For each line in the data below that has the word "DOGEUSD", copy that line.

+++ STUDY MATERIAL

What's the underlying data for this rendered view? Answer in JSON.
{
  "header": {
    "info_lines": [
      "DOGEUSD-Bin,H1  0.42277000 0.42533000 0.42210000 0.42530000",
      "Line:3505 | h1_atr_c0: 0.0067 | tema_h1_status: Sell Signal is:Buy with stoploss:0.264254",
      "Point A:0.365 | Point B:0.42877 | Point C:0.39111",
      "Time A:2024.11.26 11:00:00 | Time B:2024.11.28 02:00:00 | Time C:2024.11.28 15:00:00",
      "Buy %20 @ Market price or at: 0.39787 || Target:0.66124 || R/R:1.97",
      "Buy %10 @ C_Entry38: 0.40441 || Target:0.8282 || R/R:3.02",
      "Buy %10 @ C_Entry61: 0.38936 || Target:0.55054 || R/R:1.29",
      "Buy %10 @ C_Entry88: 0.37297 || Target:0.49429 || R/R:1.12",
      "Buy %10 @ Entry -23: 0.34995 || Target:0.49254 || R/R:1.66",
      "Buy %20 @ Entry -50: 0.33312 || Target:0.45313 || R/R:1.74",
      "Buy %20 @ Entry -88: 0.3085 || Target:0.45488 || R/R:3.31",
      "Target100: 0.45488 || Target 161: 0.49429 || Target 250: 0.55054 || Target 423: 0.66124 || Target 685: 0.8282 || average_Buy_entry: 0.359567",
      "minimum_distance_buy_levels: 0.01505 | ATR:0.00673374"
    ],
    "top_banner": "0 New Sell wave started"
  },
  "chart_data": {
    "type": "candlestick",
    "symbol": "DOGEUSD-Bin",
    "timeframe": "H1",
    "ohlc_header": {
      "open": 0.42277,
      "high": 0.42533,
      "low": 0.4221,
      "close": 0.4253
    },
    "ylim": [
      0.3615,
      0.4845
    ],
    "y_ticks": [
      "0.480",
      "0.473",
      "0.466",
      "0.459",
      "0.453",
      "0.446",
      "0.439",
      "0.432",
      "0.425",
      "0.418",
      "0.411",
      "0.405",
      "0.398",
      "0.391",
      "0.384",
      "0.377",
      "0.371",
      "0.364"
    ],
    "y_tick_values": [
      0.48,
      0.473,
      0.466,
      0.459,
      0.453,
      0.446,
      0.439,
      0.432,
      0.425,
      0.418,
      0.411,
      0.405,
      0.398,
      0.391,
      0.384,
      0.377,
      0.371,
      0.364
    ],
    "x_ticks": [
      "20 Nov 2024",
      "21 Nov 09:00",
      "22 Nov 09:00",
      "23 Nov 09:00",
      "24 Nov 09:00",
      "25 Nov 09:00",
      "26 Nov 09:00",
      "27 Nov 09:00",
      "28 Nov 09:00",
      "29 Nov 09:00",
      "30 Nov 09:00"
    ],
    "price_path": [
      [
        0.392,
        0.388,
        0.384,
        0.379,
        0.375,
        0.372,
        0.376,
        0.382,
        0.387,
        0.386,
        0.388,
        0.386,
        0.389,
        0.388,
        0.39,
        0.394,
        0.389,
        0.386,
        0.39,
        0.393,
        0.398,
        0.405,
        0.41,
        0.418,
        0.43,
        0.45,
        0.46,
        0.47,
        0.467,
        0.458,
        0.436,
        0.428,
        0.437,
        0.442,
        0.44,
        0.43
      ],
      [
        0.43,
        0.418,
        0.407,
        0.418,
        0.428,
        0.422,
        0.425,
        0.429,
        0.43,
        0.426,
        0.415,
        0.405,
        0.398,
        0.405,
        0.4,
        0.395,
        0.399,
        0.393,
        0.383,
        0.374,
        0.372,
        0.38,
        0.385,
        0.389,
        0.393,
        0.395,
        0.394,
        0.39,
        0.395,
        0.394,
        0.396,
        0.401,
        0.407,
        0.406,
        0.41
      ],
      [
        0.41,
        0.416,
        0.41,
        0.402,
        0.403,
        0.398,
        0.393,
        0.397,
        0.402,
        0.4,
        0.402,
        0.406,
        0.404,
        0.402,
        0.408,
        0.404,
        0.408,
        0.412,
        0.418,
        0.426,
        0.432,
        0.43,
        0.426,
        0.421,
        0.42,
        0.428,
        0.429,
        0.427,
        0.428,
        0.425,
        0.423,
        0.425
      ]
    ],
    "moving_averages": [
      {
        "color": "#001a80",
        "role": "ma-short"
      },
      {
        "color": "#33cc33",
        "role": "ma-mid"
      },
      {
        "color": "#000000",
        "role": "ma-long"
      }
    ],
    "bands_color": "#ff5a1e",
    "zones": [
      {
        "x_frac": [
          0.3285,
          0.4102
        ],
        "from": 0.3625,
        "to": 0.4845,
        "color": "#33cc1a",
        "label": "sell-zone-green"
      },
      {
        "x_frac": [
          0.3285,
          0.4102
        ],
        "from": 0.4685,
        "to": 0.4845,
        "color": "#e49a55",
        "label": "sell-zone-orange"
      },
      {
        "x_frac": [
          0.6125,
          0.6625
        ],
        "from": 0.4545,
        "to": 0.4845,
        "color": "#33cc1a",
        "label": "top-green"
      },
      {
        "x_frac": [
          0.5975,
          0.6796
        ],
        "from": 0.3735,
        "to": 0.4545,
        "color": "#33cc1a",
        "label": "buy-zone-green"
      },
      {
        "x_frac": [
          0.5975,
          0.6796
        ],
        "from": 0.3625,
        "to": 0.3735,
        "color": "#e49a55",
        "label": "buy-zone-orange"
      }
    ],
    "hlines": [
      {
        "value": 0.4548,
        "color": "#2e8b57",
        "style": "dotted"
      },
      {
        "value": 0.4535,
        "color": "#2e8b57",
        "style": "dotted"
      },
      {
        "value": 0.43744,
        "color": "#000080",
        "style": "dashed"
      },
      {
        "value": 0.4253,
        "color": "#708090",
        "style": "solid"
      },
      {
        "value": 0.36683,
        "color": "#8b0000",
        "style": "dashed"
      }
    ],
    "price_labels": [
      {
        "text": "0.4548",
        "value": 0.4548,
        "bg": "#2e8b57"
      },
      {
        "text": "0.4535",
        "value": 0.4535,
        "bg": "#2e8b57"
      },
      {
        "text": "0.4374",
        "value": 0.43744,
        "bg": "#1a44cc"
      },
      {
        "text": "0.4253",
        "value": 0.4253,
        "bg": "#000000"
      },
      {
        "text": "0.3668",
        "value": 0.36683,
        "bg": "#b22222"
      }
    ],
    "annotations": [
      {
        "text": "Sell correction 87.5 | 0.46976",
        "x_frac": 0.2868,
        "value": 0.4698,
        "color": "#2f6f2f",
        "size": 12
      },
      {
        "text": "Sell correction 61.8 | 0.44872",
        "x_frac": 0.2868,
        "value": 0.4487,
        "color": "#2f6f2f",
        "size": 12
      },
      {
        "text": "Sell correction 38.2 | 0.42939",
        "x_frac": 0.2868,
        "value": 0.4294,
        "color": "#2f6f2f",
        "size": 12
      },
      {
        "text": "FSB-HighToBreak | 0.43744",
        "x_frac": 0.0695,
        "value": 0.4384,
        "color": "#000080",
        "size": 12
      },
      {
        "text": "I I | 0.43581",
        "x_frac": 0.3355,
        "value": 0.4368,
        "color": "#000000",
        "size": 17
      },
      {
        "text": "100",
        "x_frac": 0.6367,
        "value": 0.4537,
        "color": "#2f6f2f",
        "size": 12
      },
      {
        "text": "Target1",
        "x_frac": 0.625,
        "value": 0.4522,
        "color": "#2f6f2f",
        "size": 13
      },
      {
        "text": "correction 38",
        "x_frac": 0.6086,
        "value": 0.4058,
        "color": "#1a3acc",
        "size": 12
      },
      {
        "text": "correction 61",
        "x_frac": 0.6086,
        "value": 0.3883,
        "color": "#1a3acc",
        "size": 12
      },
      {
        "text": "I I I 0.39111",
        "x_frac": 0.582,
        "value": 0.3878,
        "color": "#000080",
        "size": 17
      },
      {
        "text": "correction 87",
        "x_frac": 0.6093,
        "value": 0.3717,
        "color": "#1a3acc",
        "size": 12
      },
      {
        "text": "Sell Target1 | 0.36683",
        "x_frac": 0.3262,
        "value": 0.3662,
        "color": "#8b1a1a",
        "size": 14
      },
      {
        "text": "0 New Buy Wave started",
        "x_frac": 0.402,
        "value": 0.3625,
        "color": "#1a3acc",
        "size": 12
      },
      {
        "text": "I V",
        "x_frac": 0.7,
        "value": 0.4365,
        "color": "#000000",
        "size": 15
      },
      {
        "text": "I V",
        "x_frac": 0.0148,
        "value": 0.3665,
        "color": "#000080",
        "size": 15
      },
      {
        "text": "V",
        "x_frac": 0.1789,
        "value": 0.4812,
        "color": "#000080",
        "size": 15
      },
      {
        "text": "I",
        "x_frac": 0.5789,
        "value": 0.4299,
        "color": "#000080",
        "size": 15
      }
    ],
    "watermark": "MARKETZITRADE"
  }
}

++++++

- **COMPLETED TASK**:
      "DOGEUSD-Bin,H1  0.42277000 0.42533000 0.42210000 0.42530000",
    "symbol": "DOGEUSD-Bin",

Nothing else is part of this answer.